When we were at Copper Mountain for the 2015 SIA on-snow demo, we put our feet into a lot of skis. The 2016 G3 Empire Carbon ski was one of our favorites. We were also interested in the G3 ION 12 binding. Thank goodness G3 mounted the ION 12 onto the Empire Carbon demos! Take a look at the video and read our impressions, below.
2016 G3 Empire Carbon Ski
G3 hasn’t done much internal updating to the Empire for 2016, but it was our first time on the ski. The Empire performs like an all-mountain ski, has the width of a powder ski, but is still light enough to tour like a champ.
Externally, the Empire shares a new, matte-finish, textured top sheet with the new Scapegoat Carbon and the awesome Black Sheep Carbon splitboards. It feels almost like truck bed liner, but with a smaller texture. We expect it to be really durable. Internally, G3 continues to use its Carbon PowerRide Construction, sandwiching a poplar/paulownia wood core between two internal layers and two triaxial carbon layers.
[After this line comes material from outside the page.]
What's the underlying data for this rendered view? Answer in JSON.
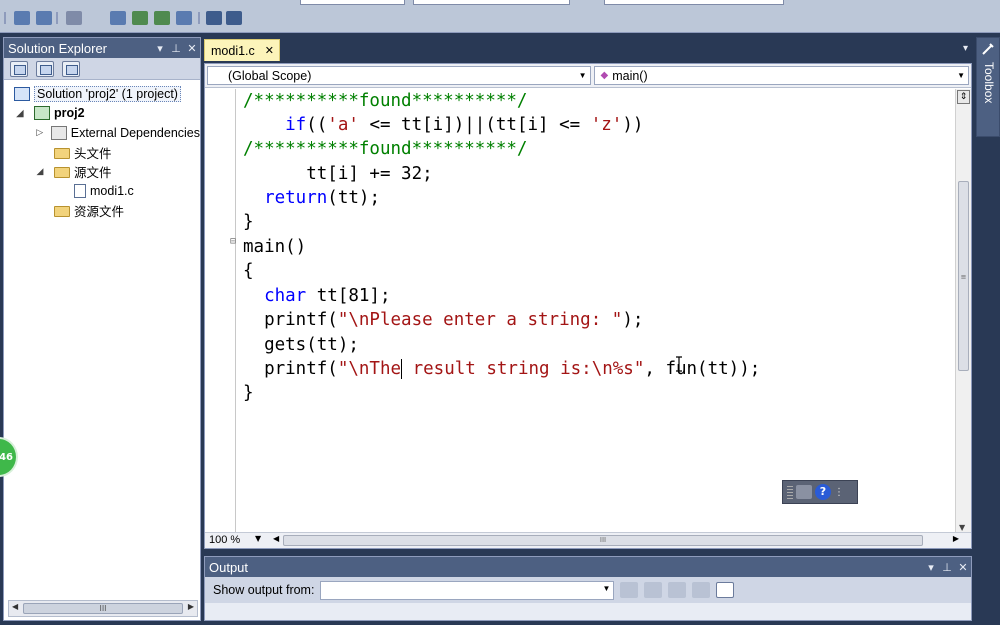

The Empire is a full rocker ski but has two different rocker curves – high curve at the tip and tail and low curve underfoot. G3 doesn’t list the sidecut of the ski but based on our time with it, we think it’s somewhere south of a 20m radius. That’s right in the sweet zone as far as we’re concerned. The Empire Carbon comes in four lengths – 175, 180, 185, and 190 – and keeps the same dimensions across the lineup – 145/115/126. It has a slight pin-tail and tip, so those fat points are a bit more toward the binding than a traditionally shaped ski, as is the style these days. Each pair of Empires weighs 7lbs, 4oz. That’s stupid light for a 115mm-waisted ski. For comparison, a Rossi Super7 in the 172 lengths weighs 8lb, 1oz. 13 oz may not seem like much, but when you’re skinning up a hill, that’s almost 3500 extra pounds you’re carrying each hour. (Feel free to ask how we did that math.)
How does it ski? Well, you saw the video. It’s pretty darn sweet. A lot of companies are out there trying to design that holy grail of skis – lightweight, floaty, and rail-carving. Some of the resulting skis are jacks of all trades but masters of none. The G3 masters all. The poplar/paulownia core pairs with the carbon to create a laterally-stiff ski that will hold a solid edge. But, unlike other lightweight skis, the Empire’s two internal layers damp vibrations, giving it a stable ride. The 145mm tip and 115mm waist (same dimensions as our custom Ski Logiks) we find to be the perfect balance of float and skiability – you don’t need to put these away on resort groomer days, but they don’t torpedo in the deep. Daddy likey.
The Empire Carbon lists for $980. You may be able to find some end-of-season deals on the 2015 model via our Gear Search tool, but pickings are slim. These things sold out!
G3 ION 12 Bindings
Just in the last few years, tech binding manufacturers have finally incorporated forward pressure into their bindings. We could go into a long essay about how forward pressure affects skiing performance and why it’s awesome, but that’s not why we’re here and there are plenty of people who know more about binding tech than us. What we care about, and what we can convey to you, is how it skis. Forward pressure = good.
The ION incorporates forward pressure along with some other nifty features that set it apart. First, it uses a mostly-metal construction. We can debate on the virtues of plastic (we think it’s fine in a ski binding), but some people prefer metal. The ION delivers. The heelpiece incorporates G3’s newish heel-riser system. It’s ridiculously easy to use – reach down with your pole and flip. The risers operate no matter which way your heelpiece is turned. G3 also has, in our opinion, the best toe guide design. They incorporate small plastic tabs front and center on the toepiece. Simple touch the toe of your boot to the guides and step down. You’ll never miss the toe pins again. Finally, G3 designed a snow-clearing channel under the toe springs. It’s big enough to use your pole to clear snow and ice.
With the ION mounted to the Empire Carbons, we experienced the feel and power transfer similar to if not better than normal alpine bindings. The IONs don’t have the same elasticity as an alpine binding, so when you move your boot to initiate a turn, you don’t have any springs to overcome before the ski response. We’ve been skiing almost exclusively on tech bindings for the last four or five years and appreciate that. Some may find it rough.
Overall, G3 has a winner with the ION 12. Next season, they’ll have a new, lightweight version called the ION LT 12, which sacrifices the brakes. They’ll also have a new ION 10, which has the same features as the ION 12, but with release values of 4-10 instead of 5-12. The ION 10 is designed with lighter and less aggressive skiers in mind.
List prices for the ION series – ION 12, $550; ION LT 12, $430; ION 10, $500.
Weights for the ION series – ION 12, 2.6 lbs per pair; ION LT 12, 2.0 lbs per pair; ION 10, 2.6 lbs per pair.